For a plug in hybrid, we will follow the example earlier of splitting your annual miles driven evenly and will use a Kia Niro Plug In Hybrid as the example.
With gas at $3 per gallon, an estimated fuel economy of 46 mpg, and 7,500 miles, the cost is $489 a year.
With an electricity rate of $0.14 per kWh, 2,385 kWh over 7,500 miles, the cost is $334 a year.
Add the two numbers together and you get $823 in annual fuel costs.
If you have to install a charging station, be sure to add this cost too.
Using the example above, we add $300 to get to $1,123 to power this car.
Here is how this looks.
Note this number will be lower if you charge at a gas station or other charging station not at home since you don’t pay for the electric.
It can also change over time as electricity prices fluctuate.
The higher electricity rates are, the less savings you will experience.
There are the simple steps to calculating gas savings with a hybrid.
While it is important to try to save money on fuel, don’t make the mistake of only looking at these savings.
When you do this, you risk spending more money in the long run.
You have to take into account a lot of other variables to decide if the purchase is worth it.
In fact, simply driving smarter with your current vehicle could prove to be a smarter financial solution for you.
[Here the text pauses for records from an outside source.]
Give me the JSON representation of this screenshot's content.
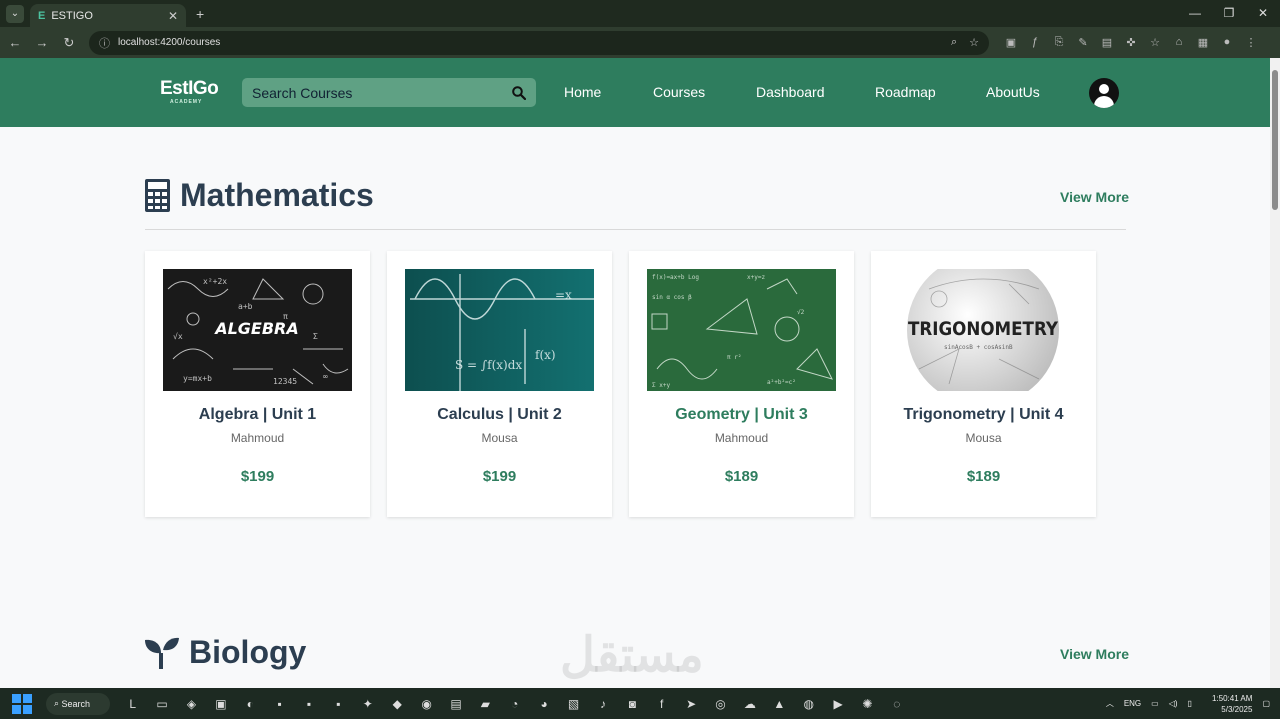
{
  "browser": {
    "tab_title": "ESTIGO",
    "url": "localhost:4200/courses"
  },
  "header": {
    "logo": "EstIGo",
    "logo_sub": "ACADEMY",
    "search_placeholder": "Search Courses",
    "nav": [
      "Home",
      "Courses",
      "Dashboard",
      "Roadmap",
      "AboutUs"
    ]
  },
  "sections": [
    {
      "title": "Mathematics",
      "view_more": "View More",
      "courses": [
        {
          "title": "Algebra | Unit 1",
          "author": "Mahmoud",
          "price": "$199",
          "thumb_text": "ALGEBRA"
        },
        {
          "title": "Calculus | Unit 2",
          "author": "Mousa",
          "price": "$199",
          "thumb_text": ""
        },
        {
          "title": "Geometry | Unit 3",
          "author": "Mahmoud",
          "price": "$189",
          "thumb_text": ""
        },
        {
          "title": "Trigonometry | Unit 4",
          "author": "Mousa",
          "price": "$189",
          "thumb_text": "TRIGONOMETRY"
        }
      ]
    },
    {
      "title": "Biology",
      "view_more": "View More"
    }
  ],
  "watermark": "مستقل",
  "taskbar": {
    "search_label": "Search",
    "lang": "ENG",
    "time": "1:50:41 AM",
    "date": "5/3/2025"
  },
  "colors": {
    "brand": "#2e7d5e",
    "heading": "#2c3e50",
    "highlighted_title": "#2e7d5e"
  }
}
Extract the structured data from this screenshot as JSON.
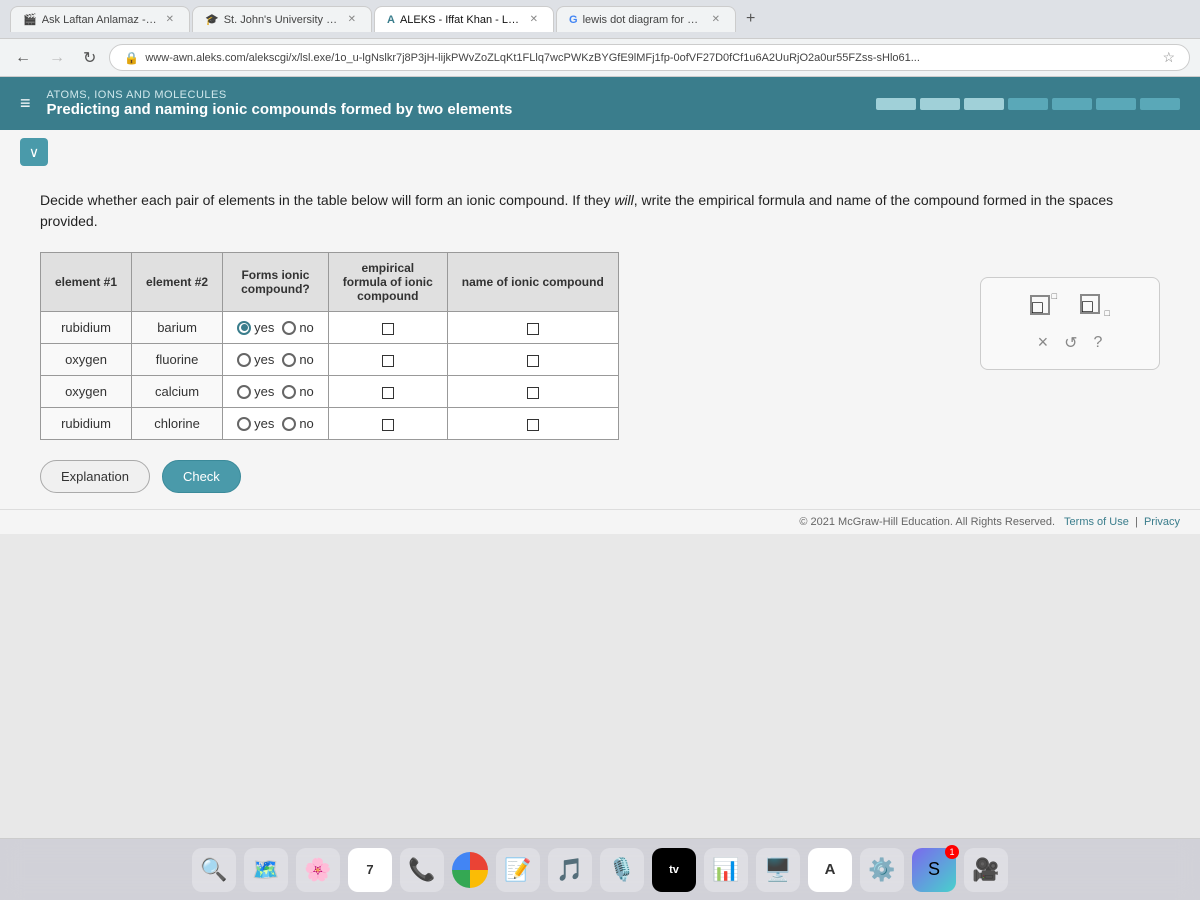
{
  "browser": {
    "tabs": [
      {
        "id": "tab1",
        "label": "Ask Laftan Anlamaz - Episode",
        "active": false,
        "favicon": "🎬"
      },
      {
        "id": "tab2",
        "label": "St. John's University - My App",
        "active": false,
        "favicon": "🎓"
      },
      {
        "id": "tab3",
        "label": "ALEKS - Iffat Khan - Learn",
        "active": true,
        "favicon": "A"
      },
      {
        "id": "tab4",
        "label": "lewis dot diagram for B - Goog",
        "active": false,
        "favicon": "G"
      }
    ],
    "address": "www-awn.aleks.com/alekscgi/x/lsl.exe/1o_u-lgNslkr7j8P3jH-lijkPWvZoZLqKt1FLlq7wcPWKzBYGfE9lMFj1fp-0ofVF27D0fCf1u6A2UuRjO2a0ur55FZss-sHlo61..."
  },
  "header": {
    "subtitle": "ATOMS, IONS AND MOLECULES",
    "title": "Predicting and naming ionic compounds formed by two elements"
  },
  "instructions": "Decide whether each pair of elements in the table below will form an ionic compound. If they will, write the empirical formula and name of the compound formed in the spaces provided.",
  "table": {
    "columns": [
      "element #1",
      "element #2",
      "Forms ionic compound?",
      "empirical formula of ionic compound",
      "name of ionic compound"
    ],
    "rows": [
      {
        "el1": "rubidium",
        "el2": "barium",
        "yes_selected": true
      },
      {
        "el1": "oxygen",
        "el2": "fluorine",
        "yes_selected": false
      },
      {
        "el1": "oxygen",
        "el2": "calcium",
        "yes_selected": false
      },
      {
        "el1": "rubidium",
        "el2": "chlorine",
        "yes_selected": false
      }
    ]
  },
  "feedback": {
    "x_label": "×",
    "undo_label": "↺",
    "help_label": "?"
  },
  "buttons": {
    "explanation": "Explanation",
    "check": "Check"
  },
  "footer": {
    "copyright": "© 2021 McGraw-Hill Education. All Rights Reserved.",
    "terms": "Terms of Use",
    "privacy": "Privacy"
  },
  "dock": {
    "items": [
      "🔍",
      "🗺️",
      "📷",
      "📅",
      "📂",
      "🌐",
      "⚡",
      "🎵",
      "📻",
      "📺",
      "📊",
      "🖥️",
      "🅰️",
      "⚙️",
      "S",
      "🎥"
    ]
  },
  "progress": {
    "segments": 7,
    "filled": 3
  }
}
You might even be able to use some unheard of hacks to get free gas too.